Data for the task:

□ □ □ □ □ □ □

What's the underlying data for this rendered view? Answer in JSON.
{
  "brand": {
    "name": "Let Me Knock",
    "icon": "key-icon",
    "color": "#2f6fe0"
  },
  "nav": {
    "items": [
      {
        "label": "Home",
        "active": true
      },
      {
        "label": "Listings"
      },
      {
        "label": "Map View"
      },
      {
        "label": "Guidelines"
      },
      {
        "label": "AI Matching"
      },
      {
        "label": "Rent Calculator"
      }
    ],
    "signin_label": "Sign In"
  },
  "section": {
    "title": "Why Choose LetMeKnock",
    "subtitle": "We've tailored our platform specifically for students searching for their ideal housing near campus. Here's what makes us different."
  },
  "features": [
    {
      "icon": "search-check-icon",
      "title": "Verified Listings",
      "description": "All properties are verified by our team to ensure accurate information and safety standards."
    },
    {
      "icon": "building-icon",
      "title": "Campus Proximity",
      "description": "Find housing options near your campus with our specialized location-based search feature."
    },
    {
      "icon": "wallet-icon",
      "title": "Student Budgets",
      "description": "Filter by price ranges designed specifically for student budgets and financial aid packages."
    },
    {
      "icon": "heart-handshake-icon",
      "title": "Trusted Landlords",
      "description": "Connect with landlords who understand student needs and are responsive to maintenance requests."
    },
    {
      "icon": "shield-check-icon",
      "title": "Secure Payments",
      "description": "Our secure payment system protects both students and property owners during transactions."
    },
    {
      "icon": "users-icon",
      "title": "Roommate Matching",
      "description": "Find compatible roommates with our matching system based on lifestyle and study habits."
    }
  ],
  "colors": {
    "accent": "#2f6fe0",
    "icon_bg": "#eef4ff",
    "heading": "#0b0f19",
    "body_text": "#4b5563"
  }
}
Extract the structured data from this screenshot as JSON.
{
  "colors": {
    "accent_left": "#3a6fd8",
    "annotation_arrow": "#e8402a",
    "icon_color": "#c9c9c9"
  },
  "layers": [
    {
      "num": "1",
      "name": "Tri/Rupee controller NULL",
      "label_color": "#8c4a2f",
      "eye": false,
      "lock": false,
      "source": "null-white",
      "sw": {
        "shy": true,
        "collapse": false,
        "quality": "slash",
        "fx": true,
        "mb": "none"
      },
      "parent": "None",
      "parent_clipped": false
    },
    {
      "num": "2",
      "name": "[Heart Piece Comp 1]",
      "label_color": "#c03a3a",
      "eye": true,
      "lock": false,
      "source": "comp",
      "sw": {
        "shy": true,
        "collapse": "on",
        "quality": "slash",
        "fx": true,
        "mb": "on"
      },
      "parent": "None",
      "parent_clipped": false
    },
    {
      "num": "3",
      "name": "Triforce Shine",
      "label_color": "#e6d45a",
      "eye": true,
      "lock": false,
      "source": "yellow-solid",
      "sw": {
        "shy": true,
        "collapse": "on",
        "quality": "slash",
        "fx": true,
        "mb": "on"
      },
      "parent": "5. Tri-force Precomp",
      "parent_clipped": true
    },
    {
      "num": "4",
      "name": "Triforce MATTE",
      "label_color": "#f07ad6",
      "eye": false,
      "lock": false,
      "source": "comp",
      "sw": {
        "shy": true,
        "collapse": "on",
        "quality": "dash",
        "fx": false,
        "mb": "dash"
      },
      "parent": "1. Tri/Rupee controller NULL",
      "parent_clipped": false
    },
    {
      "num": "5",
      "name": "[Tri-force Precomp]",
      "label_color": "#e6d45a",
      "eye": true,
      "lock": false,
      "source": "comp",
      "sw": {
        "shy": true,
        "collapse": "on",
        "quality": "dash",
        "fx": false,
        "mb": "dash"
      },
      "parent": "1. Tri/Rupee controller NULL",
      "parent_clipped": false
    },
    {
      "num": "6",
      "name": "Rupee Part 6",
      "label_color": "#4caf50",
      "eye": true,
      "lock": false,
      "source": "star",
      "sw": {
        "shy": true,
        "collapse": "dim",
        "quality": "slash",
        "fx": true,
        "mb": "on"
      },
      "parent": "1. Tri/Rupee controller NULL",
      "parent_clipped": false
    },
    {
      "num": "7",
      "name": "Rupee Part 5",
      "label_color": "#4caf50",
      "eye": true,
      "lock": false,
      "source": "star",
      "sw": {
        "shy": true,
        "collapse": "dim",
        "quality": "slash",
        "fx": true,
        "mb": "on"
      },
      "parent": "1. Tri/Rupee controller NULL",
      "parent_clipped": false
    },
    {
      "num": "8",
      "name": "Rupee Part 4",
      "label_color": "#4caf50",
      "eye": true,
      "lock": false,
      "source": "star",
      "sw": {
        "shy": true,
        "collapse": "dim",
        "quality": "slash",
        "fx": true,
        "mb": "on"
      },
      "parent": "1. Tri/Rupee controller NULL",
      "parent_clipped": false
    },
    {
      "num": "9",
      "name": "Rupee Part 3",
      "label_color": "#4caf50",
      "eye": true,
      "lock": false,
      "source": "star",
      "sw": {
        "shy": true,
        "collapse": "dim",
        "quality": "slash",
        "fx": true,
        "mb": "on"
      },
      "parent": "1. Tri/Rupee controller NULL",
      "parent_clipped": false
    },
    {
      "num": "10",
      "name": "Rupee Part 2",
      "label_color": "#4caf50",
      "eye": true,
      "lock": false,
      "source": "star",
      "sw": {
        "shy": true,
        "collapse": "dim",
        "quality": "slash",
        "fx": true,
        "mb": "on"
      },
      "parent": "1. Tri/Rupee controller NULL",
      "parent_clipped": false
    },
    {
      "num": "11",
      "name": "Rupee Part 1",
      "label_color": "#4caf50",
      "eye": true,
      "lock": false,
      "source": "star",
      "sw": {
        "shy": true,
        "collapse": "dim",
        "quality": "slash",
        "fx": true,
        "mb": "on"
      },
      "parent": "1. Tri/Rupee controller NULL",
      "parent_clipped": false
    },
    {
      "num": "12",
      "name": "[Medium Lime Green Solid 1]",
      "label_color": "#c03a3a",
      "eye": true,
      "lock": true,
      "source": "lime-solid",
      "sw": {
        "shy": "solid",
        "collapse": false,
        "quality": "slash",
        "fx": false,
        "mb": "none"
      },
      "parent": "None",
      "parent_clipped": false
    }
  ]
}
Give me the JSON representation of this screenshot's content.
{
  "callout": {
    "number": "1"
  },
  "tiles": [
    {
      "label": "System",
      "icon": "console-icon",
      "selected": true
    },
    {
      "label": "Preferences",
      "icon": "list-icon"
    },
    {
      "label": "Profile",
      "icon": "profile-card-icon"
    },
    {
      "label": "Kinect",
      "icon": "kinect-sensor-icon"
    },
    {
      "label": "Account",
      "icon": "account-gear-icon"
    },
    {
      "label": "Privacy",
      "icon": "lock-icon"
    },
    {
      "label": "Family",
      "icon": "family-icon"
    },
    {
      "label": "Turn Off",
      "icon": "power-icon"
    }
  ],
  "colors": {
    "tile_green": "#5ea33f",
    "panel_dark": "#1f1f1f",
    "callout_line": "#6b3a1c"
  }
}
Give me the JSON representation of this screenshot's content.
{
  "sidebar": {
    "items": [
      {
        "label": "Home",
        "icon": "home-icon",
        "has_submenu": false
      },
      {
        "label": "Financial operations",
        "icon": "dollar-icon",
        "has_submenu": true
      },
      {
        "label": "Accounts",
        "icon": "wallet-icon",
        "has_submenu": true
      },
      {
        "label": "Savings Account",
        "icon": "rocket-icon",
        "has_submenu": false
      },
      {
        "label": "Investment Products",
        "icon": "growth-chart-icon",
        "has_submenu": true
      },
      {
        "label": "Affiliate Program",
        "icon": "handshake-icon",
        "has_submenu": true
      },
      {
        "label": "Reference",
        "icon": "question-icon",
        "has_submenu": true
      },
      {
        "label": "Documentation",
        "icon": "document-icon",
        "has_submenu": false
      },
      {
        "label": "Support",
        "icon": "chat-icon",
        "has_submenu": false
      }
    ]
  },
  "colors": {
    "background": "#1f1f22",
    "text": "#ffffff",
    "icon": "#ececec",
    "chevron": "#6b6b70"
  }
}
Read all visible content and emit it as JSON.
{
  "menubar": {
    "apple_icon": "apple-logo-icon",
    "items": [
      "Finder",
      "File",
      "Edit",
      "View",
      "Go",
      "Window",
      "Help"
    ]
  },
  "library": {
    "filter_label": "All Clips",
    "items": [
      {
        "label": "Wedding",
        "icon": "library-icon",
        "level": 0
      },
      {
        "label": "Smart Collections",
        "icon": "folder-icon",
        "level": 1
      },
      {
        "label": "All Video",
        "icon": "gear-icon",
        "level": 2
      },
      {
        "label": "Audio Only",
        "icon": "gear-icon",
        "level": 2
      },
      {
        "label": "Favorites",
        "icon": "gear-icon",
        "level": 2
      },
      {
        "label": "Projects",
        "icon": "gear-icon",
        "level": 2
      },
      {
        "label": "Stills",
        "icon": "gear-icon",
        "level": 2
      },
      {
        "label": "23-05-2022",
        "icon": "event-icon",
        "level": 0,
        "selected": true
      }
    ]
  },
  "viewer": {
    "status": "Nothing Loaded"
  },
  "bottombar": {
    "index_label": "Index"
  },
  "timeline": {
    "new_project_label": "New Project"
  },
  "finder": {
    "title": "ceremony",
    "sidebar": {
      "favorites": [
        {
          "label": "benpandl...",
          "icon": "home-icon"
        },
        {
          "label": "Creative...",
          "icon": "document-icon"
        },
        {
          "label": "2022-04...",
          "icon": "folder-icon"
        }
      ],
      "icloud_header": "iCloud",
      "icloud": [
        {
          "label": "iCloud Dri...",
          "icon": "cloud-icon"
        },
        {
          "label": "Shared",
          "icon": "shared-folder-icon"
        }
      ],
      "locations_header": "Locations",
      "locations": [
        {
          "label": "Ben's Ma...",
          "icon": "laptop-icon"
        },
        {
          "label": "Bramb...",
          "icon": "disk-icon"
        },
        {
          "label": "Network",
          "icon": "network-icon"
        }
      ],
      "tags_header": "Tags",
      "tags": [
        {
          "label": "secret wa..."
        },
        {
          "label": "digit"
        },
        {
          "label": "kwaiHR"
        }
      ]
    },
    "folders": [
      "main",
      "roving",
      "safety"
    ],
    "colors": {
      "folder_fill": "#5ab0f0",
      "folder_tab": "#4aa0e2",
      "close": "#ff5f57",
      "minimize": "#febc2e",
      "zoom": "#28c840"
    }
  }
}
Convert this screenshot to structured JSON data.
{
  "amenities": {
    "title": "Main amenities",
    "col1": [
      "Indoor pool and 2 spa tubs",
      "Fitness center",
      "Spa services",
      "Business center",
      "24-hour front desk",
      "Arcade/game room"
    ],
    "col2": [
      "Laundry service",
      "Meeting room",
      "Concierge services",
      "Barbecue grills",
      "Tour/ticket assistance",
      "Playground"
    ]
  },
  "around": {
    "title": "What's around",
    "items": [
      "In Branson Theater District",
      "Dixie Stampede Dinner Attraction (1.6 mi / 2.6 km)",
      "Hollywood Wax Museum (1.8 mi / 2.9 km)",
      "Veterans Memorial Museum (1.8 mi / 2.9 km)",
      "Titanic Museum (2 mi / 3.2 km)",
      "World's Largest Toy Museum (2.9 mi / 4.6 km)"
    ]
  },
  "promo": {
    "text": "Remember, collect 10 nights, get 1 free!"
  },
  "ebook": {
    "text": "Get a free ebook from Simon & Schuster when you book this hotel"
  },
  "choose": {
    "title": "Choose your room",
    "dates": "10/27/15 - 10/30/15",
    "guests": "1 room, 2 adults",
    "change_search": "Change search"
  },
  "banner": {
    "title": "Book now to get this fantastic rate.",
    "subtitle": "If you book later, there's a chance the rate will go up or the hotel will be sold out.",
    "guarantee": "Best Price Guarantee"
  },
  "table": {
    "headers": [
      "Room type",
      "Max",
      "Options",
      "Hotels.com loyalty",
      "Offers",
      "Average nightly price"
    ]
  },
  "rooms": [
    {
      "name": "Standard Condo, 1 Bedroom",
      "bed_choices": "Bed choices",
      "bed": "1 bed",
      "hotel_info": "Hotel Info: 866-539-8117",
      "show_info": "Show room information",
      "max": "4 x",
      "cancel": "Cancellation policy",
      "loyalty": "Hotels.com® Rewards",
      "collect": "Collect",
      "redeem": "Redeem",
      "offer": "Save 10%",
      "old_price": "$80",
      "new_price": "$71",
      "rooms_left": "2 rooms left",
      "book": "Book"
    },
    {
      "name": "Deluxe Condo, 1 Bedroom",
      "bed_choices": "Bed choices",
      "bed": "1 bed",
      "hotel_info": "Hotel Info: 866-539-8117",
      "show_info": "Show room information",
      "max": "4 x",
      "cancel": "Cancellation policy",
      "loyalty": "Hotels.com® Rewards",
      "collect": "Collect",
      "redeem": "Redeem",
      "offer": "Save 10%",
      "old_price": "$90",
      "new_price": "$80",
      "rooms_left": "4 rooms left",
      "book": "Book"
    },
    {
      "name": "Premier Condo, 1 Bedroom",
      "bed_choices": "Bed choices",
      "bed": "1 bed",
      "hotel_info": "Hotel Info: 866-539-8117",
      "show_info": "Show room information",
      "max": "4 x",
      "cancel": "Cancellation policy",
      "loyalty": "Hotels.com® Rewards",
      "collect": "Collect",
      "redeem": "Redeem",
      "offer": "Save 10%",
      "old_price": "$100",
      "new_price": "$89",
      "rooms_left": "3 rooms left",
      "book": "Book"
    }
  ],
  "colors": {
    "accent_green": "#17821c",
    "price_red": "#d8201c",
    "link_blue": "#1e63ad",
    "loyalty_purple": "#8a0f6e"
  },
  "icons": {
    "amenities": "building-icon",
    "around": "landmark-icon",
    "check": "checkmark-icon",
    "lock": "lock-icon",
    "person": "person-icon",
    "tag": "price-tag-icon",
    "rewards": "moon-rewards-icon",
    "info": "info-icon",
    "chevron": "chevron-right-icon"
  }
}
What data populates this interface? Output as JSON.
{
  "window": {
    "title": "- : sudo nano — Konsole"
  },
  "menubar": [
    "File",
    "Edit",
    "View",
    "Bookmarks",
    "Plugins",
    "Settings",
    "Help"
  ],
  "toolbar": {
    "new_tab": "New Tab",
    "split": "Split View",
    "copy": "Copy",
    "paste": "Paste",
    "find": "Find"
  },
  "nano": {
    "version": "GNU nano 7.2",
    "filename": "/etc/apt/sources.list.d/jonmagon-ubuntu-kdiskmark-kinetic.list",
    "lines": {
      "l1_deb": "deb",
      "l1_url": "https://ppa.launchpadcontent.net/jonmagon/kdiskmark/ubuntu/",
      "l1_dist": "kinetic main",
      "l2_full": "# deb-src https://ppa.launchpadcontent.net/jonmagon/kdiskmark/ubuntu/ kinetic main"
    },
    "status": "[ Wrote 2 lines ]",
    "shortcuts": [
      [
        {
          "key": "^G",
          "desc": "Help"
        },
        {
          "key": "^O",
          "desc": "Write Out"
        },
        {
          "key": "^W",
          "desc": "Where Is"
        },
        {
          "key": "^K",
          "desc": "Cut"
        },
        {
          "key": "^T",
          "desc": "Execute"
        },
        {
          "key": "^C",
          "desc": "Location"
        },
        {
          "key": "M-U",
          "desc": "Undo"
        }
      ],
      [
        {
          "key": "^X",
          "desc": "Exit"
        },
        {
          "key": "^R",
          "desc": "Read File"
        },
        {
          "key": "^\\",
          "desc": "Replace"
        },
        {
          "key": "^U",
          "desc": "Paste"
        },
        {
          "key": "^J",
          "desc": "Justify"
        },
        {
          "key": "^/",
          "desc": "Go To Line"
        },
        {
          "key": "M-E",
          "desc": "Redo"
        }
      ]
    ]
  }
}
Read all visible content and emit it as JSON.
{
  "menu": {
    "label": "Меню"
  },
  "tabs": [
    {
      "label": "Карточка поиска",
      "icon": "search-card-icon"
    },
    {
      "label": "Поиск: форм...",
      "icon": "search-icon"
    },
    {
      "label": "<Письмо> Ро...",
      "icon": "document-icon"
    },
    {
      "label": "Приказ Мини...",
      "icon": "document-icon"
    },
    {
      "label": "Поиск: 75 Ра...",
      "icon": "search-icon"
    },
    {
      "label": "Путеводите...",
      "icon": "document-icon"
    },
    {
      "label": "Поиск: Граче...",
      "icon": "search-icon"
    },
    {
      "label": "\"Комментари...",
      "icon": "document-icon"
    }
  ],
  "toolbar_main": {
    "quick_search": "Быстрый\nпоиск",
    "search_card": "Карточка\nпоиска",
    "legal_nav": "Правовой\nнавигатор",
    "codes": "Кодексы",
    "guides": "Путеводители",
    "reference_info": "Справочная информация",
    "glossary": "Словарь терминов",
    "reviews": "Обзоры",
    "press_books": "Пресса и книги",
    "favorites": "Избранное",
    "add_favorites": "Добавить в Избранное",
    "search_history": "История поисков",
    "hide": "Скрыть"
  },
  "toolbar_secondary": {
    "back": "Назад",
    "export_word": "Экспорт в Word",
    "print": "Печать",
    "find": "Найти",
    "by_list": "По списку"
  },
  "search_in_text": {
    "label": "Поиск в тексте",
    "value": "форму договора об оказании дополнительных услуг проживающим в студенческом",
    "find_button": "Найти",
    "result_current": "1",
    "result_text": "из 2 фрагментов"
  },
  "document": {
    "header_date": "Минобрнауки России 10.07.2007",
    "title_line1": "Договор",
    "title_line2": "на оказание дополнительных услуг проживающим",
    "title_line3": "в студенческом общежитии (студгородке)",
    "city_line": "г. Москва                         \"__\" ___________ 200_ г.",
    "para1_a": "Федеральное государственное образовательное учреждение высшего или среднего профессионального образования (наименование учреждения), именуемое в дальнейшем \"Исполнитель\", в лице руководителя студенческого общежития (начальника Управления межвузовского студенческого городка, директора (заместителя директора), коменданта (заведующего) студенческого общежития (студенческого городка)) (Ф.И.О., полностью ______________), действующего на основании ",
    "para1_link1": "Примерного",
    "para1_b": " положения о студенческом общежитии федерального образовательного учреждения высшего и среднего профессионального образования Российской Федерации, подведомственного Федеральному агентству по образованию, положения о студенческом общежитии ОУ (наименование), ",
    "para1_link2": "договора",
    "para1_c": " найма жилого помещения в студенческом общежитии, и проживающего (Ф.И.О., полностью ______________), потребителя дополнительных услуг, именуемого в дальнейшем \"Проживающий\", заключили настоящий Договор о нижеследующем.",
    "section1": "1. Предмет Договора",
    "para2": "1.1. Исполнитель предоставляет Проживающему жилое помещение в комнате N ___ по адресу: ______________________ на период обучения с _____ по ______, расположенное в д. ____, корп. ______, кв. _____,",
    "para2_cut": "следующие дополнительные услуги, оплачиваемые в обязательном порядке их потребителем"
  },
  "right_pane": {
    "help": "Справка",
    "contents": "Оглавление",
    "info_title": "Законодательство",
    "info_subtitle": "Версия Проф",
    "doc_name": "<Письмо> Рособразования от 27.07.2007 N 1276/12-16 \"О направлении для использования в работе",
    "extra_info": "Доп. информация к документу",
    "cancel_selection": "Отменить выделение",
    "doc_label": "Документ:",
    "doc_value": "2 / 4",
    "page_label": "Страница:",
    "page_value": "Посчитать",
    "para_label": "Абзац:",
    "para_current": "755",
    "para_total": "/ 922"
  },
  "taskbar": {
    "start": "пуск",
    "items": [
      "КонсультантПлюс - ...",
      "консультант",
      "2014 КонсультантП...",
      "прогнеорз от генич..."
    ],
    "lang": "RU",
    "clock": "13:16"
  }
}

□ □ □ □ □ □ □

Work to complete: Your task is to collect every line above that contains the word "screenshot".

Exercise result:
Extract the structured data from this screenshot as JSON.
Give me the JSON representation of this screenshot's content.
Give me the JSON representation of this screenshot's content.
Convert this screenshot to structured JSON data.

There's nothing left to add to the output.